WriterLloyd Corrigan, Frank Mandel, Laurence Schwab Release dateSeptember 27, 1930 (1930-09-27) Music directorBuddy De Sylva, Ray Henderson, Lew Brown CastCharles 'Buddy' Rogers (Jerry Downes), Nancy Carroll (Lora Moore), Jack Haley (Jack Martin), Zelma O'Neal (Angie Howard), Eugene Pallette (J.C. Effingham), Thelma Todd (Mrs. Van Horn) Similar moviesSweet Kitty Bellairs (1930), Daddy Long Legs (1955), Manhattan Parade (1931), Children of Pleasure (1930), Thelma Todd appears in Follow Thru and Bottoms Up
Follow thru 1930
Follow Thru is a 1930 American pre-Code musical romantic comedy film photographed entirely in Technicolor. It was the second all-color all-talking feature to be produced by Paramount Pictures. The film was based on the popular 1929 Broadway play of the same name by Lew Brown, B. G. DeSylva, Ray Henderson and Laurence Schwab. The play ran from January 9, 1929 to December 21, 1929; running for 401 performances. Jack Haley and Zelma O'Neal, who starred in the original musical play, reprised their roles for the film version.
The film is one of dozens of musicals made in 1929 and 1930 following the advent of sound, and one of several to feature color cinematography. However, many of these films have been lost or destroyed by the original studios. The "original camera negative" of Follow Thru survives in its entirety and in excellent condition. It has been preserved by the UCLA Film and Television Archive.
Charles "Buddy" Rogers as Jerry Downes
Nancy Carroll as Lora Moore
Zelma O'Neal as Angie Howard
Jack Haley as Jack Martin
Eugene Pallette as J.C. Effingham
Thelma Todd as Mrs Van Horn
Claude King as Mac Moore
Kathryn Givney as Mrs Bascomb
Margaret Lee as Babs Bascomb
Don Tomkins as Dinty Moore
Albert Gran as Martin Bascomb
"A Peach of a Pair" by George Marion Jr. (lyrics), Richard A. Whiting (music)
"It Must Be You" by Elwood Eliscu and Manning Sherwin (lyrics and music)
"Then I'll Have Time for You," "I Want to be Bad" and "Button Up Your Overcoat" by Lew Brown and B. G. DeSylva (lyrics), Ray Henderson (music)

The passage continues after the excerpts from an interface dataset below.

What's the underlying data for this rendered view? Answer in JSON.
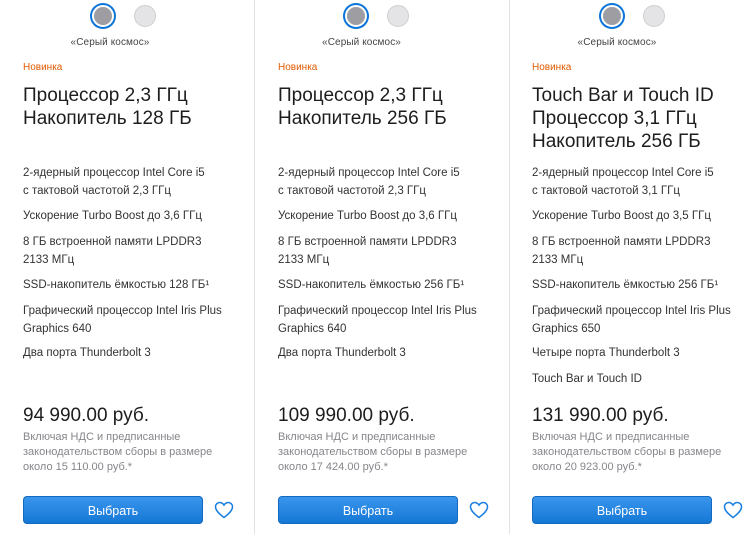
{
  "colors": {
    "accent": "#1a7fdf",
    "badge": "#e25a00",
    "space_gray": "#9e9ea2",
    "silver": "#e4e4e6"
  },
  "products": [
    {
      "color_name": "«Серый космос»",
      "badge": "Новинка",
      "title": [
        "Процессор 2,3 ГГц",
        "Накопитель 128 ГБ"
      ],
      "specs": [
        [
          "2-ядерный процессор Intel Core i5",
          "с тактовой частотой 2,3 ГГц"
        ],
        [
          "Ускорение Turbo Boost до 3,6 ГГц"
        ],
        [
          "8 ГБ встроенной памяти LPDDR3",
          "2133 МГц"
        ],
        [
          "SSD-накопитель ёмкостью 128 ГБ¹"
        ],
        [
          "Графический процессор Intel Iris Plus",
          "Graphics 640"
        ],
        [
          "Два порта Thunderbolt 3"
        ]
      ],
      "price": "94 990.00 руб.",
      "tax_note": [
        "Включая НДС и предписанные",
        "законодательством сборы в размере",
        "около 15 110.00 руб.*"
      ],
      "select_label": "Выбрать"
    },
    {
      "color_name": "«Серый космос»",
      "badge": "Новинка",
      "title": [
        "Процессор 2,3 ГГц",
        "Накопитель 256 ГБ"
      ],
      "specs": [
        [
          "2-ядерный процессор Intel Core i5",
          "с тактовой частотой 2,3 ГГц"
        ],
        [
          "Ускорение Turbo Boost до 3,6 ГГц"
        ],
        [
          "8 ГБ встроенной памяти LPDDR3",
          "2133 МГц"
        ],
        [
          "SSD-накопитель ёмкостью 256 ГБ¹"
        ],
        [
          "Графический процессор Intel Iris Plus",
          "Graphics 640"
        ],
        [
          "Два порта Thunderbolt 3"
        ]
      ],
      "price": "109 990.00 руб.",
      "tax_note": [
        "Включая НДС и предписанные",
        "законодательством сборы в размере",
        "около 17 424.00 руб.*"
      ],
      "select_label": "Выбрать"
    },
    {
      "color_name": "«Серый космос»",
      "badge": "Новинка",
      "title": [
        "Touch Bar и Touch ID",
        "Процессор 3,1 ГГц",
        "Накопитель 256 ГБ"
      ],
      "specs": [
        [
          "2-ядерный процессор Intel Core i5",
          "с тактовой частотой 3,1 ГГц"
        ],
        [
          "Ускорение Turbo Boost до 3,5 ГГц"
        ],
        [
          "8 ГБ встроенной памяти LPDDR3",
          "2133 МГц"
        ],
        [
          "SSD-накопитель ёмкостью 256 ГБ¹"
        ],
        [
          "Графический процессор Intel Iris Plus",
          "Graphics 650"
        ],
        [
          "Четыре порта Thunderbolt 3"
        ],
        [
          "Touch Bar и Touch ID"
        ]
      ],
      "price": "131 990.00 руб.",
      "tax_note": [
        "Включая НДС и предписанные",
        "законодательством сборы в размере",
        "около 20 923.00 руб.*"
      ],
      "select_label": "Выбрать"
    }
  ]
}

The film was shot in Los Angeles. The extras who appear in golf course scenes had to be coached with regards to golf etiquette (when to applaud a strike, etc.). About two hundred extras were used for the climactic golf championship sequence.
For a long time, the film was believed to be lost, but a print was found in the 1990s and it was carefully restored and preserved by the UCLA Film and Television Archive.